I can’t find my belt. Which sucks because these shorts I’m wearing no longer fit me. I lost another pound these past three weeks. I’m annoyed because that was my pound, from food I ate, and I want it back, dammit! I’m also missing like, all my jeans. I go jean shopping once every three years, and they last me that whole time and I know it’s not time yet because the election hasn’t happened. This means I’m ether going to have to tear apart the house looking for what I’ve misplaced, or go to the store before I’m scheduled to get more pants and another belt belt. Both of which sound like terrible options.
Because I don’t want a new belt. And I don’t want new pants. I like the ones I have and I know they are around here somewhere. Isn’t that the worst feeling when you know, you just KNOW, that they’re around here. Buried in a drawer or in clothes that are long past due for a folding.
I haven’t taken them off any where. I don’t think.

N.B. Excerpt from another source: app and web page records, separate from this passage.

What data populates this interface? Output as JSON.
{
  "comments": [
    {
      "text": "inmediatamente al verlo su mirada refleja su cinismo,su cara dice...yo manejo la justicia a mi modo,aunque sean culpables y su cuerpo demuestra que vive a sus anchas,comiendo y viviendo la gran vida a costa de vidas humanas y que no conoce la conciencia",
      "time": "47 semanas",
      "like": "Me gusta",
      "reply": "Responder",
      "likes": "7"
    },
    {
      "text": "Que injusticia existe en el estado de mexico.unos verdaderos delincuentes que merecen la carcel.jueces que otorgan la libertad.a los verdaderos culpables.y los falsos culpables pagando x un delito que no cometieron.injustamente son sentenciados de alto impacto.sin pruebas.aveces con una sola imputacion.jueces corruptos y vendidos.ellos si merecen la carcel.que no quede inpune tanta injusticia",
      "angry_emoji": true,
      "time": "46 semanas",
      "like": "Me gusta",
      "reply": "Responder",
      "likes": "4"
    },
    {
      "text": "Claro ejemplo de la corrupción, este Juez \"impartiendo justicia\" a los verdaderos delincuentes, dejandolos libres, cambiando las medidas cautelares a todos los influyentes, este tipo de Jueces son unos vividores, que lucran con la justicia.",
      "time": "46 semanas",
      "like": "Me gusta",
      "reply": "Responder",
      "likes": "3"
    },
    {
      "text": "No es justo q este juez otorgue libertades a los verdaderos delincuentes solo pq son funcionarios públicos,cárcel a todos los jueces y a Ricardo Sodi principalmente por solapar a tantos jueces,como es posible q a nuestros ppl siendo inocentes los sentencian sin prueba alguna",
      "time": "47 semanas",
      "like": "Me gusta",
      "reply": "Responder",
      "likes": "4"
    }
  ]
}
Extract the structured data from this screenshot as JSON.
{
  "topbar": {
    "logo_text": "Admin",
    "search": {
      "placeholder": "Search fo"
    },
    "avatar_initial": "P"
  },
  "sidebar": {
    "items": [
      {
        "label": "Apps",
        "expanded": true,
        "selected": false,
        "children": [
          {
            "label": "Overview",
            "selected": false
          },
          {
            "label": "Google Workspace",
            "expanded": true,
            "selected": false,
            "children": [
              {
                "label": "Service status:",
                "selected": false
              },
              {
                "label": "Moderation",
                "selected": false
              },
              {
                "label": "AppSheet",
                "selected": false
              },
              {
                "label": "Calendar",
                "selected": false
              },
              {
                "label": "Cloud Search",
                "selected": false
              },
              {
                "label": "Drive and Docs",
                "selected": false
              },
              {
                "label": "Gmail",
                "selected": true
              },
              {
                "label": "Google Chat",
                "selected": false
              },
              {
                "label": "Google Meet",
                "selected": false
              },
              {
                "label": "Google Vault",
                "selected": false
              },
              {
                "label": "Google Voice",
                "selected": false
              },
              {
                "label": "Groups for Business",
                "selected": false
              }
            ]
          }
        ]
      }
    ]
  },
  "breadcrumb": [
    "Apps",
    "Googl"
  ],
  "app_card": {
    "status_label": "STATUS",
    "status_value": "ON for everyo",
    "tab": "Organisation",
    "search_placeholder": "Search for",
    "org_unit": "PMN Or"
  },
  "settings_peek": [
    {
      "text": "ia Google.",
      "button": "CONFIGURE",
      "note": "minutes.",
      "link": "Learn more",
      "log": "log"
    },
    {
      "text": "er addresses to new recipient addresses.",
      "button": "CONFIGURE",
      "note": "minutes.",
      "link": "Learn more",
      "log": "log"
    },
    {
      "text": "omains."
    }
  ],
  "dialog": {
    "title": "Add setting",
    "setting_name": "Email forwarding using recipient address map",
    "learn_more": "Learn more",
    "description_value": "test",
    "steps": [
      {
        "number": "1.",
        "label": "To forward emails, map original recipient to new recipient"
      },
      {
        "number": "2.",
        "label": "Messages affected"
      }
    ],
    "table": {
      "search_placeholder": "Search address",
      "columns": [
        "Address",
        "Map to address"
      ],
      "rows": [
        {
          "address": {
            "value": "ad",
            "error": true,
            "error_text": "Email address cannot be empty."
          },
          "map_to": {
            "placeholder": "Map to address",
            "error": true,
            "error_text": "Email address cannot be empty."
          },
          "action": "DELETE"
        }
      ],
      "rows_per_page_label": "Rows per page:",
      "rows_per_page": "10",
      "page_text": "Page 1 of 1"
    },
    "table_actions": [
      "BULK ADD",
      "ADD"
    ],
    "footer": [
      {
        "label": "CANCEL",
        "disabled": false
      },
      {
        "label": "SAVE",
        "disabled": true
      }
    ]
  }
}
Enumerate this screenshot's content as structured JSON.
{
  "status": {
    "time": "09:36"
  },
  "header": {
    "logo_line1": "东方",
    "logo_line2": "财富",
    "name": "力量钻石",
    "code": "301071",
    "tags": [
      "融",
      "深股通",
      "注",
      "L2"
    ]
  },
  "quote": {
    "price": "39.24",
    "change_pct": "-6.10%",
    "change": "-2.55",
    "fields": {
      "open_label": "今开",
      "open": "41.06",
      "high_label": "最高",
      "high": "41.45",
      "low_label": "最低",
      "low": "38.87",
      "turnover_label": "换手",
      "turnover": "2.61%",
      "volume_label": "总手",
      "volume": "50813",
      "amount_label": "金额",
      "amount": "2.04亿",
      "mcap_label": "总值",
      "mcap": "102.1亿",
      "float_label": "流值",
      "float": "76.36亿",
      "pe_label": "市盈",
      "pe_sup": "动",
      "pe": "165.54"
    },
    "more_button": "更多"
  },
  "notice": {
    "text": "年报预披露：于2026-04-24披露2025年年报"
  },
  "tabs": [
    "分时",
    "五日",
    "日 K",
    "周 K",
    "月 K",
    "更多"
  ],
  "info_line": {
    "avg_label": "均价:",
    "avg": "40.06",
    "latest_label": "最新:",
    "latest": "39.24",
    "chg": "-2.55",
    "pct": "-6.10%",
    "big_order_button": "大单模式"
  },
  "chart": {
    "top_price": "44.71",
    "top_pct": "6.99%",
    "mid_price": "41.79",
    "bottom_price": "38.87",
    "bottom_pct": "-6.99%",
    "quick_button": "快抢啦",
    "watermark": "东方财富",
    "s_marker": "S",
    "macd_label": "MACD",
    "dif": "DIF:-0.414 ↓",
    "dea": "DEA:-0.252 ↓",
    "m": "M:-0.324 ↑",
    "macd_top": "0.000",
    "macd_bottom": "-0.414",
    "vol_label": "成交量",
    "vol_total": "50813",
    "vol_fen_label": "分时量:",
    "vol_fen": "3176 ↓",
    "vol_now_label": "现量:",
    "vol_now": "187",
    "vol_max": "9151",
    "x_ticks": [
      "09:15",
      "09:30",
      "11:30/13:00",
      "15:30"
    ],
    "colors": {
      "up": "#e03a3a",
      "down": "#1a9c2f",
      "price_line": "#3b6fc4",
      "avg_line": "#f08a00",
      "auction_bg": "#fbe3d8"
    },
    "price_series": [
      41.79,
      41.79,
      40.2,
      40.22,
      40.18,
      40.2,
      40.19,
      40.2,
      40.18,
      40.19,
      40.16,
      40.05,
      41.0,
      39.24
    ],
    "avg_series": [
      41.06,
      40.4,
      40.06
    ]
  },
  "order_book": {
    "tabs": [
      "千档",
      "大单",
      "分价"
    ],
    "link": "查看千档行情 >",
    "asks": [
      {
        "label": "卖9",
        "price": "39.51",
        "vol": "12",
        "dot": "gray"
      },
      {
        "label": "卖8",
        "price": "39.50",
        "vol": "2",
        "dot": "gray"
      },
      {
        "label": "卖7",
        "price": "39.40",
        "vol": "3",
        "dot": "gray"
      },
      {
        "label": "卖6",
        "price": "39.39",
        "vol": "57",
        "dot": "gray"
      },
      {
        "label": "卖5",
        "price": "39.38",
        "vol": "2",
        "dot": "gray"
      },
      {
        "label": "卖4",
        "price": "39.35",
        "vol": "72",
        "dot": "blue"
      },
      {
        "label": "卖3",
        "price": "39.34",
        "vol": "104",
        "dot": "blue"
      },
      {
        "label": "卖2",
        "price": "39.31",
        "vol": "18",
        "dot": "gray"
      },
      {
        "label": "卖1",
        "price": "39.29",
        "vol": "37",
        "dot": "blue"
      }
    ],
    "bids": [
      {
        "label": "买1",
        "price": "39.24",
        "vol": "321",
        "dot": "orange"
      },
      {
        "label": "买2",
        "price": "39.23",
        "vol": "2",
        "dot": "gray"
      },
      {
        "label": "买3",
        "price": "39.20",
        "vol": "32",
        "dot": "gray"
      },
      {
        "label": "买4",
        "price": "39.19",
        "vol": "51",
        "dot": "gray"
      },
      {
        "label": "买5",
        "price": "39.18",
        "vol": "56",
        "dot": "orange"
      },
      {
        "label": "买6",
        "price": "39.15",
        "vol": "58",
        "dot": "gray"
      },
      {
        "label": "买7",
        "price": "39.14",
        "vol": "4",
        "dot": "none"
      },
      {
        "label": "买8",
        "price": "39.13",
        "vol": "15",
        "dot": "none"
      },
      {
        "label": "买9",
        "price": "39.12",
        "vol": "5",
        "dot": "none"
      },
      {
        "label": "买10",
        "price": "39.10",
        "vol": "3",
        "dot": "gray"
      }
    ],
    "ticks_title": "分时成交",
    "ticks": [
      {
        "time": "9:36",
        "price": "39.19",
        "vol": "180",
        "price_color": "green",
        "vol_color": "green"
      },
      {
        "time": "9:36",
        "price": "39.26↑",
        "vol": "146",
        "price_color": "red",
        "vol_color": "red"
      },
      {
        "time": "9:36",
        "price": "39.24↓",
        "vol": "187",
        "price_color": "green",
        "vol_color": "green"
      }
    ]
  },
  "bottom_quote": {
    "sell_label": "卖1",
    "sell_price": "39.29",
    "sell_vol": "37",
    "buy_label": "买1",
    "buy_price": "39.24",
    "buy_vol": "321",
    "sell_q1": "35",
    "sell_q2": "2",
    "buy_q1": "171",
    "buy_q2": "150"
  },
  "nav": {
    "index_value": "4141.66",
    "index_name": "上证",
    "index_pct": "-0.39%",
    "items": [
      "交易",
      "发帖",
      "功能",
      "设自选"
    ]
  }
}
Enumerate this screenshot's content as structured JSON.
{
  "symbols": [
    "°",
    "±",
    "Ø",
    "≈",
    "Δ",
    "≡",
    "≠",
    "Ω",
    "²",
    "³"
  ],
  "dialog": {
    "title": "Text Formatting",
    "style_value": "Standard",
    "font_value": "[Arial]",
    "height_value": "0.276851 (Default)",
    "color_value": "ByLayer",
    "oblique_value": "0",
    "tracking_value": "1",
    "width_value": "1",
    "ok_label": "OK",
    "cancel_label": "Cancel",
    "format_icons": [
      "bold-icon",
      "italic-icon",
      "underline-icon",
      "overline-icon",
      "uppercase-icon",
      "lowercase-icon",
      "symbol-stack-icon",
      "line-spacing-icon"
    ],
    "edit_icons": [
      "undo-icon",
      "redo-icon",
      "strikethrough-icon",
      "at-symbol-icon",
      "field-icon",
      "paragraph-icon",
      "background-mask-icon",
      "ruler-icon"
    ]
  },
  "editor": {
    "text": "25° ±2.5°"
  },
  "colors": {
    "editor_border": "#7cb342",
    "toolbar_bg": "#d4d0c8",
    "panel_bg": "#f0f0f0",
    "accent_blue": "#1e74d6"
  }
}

Especially Jaimie's reading this. That would be awkward. The problem is, Jaimie and I have washed and put away a bunch of clothes and I bet these were mixed in with something they weren’t supposed to be mixed in with. A sweater, or a pair of ski pants I haven’t worn in a decade.
The problem is these things are somewhere. That’s the thing. Everything that is lost is only lost to us. They are occupying space. We just give up looking too soon because buying a new thing is easier. Look and find or splurge and spend on something new.
Sometimes we don’t lose things. Sometimes they just wear out. Stop working. That’s what happened at the doctor yesterday. My oncologist has determined that the medicine I’m on has stopped working. It’s annoying, but not the end of the world. This was about how long we expected this particular one to work. We looked at a list of other drugs, about ten or names, and then we then did a blood biopsy, the same one I did nine months ago, to see where things are at now. Then he will look at the list of drugs and figure out which ones to deploy.
There is no doubt that this round of treatment improved me. In October, when I started, I literally could barely breathe. I’m not exaggerating. I did a blog reading the night before I started the trial, and I coughed so bad afterwards that all I could do was hunch over in the seat of Jaimie’s car. Then by round 3 and 4—I was performing Every Brilliant Thing. Round 8 or 9, I was doing Stages in Iowa and breathing like I hadn’t in almost two years. Even now, writing this, the day after having my lung drained of fluid, I’m taking deep, almost full breathes, without coughing or wheezing.
The problem is, I knew this treatment. Like I knew my pants, and my belt. It was easy. Super. Easy. Like my belt, actually, it fit just right and there were no problems at all. The only hard thing about this medicine was driving to Atlanta. Which, based on how my hips feel, is a pretty big deal. But there was no nausea or fatigue. It was short too. It only took 30 minutes. Yeah, I’ll definitely miss that.
So my oncologist has just got to go back to the store. He’s got to see what the new normal is and figure out which drugs are the best. It wasn’t the news we wanted, but he reminded us that what we want is the right combination. In a way this is good. We can’t waste more time with this that doesn’t work. Because this isn’t a belt. These aren’t Levi’s.We can’t keep retracing our steps. I’m thankful for the time this medicine got me. And I’m looking forward to the next combination that will give me even more.